◆ **Assignment**:
Your task is to copy each line of the records that includes the string "Select".

◆ **Records provided**:
——

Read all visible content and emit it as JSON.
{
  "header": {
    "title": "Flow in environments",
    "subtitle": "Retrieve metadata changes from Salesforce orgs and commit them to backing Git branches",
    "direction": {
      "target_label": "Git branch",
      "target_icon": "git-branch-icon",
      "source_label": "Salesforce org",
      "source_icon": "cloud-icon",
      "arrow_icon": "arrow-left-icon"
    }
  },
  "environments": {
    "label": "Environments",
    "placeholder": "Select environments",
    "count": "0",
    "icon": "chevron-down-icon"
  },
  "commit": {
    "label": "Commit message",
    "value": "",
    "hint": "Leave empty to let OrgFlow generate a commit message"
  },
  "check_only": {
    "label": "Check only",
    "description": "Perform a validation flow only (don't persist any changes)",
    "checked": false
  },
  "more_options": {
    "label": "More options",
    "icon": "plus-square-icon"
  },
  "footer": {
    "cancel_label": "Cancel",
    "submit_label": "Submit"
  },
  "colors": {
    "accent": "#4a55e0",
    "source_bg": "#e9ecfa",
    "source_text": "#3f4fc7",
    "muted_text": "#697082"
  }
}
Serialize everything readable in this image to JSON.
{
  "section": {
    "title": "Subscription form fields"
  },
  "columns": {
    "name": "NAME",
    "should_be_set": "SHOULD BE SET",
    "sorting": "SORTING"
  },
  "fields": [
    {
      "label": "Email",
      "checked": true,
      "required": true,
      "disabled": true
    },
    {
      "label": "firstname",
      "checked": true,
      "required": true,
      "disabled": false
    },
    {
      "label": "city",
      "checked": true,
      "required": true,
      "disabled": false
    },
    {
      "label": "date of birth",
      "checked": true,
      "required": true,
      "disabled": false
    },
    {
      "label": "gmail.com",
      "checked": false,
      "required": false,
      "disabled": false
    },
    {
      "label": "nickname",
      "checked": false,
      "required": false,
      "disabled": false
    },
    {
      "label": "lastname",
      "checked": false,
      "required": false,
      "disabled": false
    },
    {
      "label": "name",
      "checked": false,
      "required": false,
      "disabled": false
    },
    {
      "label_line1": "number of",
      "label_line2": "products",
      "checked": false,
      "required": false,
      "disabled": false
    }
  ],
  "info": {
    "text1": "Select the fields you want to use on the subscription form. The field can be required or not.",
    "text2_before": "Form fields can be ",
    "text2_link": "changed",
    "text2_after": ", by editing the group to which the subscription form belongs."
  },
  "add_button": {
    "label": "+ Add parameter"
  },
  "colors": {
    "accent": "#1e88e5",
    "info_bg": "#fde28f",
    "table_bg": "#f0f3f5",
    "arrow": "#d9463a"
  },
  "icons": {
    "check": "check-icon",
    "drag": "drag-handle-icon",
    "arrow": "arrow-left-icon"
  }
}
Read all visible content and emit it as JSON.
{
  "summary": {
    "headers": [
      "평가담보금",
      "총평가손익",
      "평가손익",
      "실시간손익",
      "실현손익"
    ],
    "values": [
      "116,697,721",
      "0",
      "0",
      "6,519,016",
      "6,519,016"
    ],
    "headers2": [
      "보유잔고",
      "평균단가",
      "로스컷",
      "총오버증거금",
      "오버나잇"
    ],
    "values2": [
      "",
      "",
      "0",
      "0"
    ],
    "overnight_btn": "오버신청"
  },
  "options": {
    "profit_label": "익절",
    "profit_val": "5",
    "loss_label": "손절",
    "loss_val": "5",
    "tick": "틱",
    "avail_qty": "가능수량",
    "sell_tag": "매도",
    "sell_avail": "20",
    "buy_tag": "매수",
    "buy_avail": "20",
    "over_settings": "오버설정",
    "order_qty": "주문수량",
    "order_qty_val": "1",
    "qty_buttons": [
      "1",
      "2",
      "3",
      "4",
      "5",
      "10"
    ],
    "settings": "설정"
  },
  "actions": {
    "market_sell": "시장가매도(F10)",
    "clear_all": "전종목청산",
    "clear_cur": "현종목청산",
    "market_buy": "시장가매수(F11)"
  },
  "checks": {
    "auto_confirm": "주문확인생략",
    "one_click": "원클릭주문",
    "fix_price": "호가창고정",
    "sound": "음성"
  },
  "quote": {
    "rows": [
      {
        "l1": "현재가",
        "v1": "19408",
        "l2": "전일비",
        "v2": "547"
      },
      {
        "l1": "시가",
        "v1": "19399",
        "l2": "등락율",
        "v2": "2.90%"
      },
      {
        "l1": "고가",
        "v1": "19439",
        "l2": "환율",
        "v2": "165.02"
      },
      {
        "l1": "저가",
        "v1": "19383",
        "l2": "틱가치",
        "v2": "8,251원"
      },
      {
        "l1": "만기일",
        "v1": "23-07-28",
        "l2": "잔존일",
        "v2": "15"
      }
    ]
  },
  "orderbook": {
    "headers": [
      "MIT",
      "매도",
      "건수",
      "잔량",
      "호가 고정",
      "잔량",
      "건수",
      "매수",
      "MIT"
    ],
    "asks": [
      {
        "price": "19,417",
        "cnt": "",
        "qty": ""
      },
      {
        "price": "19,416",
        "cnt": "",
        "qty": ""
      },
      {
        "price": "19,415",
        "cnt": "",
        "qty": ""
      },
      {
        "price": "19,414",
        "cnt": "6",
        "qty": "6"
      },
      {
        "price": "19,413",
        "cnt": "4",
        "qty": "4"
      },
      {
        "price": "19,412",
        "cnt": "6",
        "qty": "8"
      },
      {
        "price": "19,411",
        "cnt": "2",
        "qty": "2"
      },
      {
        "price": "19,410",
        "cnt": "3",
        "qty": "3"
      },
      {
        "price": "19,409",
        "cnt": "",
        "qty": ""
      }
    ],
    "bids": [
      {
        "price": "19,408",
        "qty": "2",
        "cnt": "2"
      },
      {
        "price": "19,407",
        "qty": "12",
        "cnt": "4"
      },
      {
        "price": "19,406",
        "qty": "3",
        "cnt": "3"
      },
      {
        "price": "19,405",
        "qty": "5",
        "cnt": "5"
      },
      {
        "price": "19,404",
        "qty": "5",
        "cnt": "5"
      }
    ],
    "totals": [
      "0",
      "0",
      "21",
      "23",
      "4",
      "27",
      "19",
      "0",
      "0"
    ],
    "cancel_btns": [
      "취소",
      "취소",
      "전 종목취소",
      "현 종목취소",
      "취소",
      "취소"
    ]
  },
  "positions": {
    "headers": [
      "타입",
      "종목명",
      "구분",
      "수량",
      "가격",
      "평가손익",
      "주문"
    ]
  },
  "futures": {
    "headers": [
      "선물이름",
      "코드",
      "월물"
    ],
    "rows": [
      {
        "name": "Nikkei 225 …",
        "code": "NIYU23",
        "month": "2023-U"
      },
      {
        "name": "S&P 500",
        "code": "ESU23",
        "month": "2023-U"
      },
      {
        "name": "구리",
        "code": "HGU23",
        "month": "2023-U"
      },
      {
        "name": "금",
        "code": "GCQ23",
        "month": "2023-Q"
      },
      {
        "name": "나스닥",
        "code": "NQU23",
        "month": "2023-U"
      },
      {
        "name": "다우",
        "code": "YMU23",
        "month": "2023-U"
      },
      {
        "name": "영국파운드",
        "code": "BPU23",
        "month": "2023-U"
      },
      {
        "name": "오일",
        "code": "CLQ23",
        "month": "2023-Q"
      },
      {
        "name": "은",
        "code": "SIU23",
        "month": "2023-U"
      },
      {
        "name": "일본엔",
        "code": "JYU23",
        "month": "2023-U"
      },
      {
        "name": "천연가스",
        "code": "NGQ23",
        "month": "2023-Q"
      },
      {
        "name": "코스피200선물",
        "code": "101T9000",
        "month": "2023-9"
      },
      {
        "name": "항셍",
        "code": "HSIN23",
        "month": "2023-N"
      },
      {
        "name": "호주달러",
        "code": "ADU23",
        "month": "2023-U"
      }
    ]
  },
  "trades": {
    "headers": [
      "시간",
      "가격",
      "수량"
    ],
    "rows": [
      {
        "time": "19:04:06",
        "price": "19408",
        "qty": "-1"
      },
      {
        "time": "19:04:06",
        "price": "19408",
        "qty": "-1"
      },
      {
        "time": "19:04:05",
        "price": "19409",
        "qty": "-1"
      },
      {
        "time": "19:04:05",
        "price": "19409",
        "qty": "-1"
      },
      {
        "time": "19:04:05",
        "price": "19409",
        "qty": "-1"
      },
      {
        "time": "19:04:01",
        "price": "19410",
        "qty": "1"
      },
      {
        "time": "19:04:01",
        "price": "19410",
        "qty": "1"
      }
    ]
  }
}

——

◆ **Written response**:
    "placeholder": "Select environments",
    "text1": "Select the fields you want to use on the subscription form. The field can be required or not.",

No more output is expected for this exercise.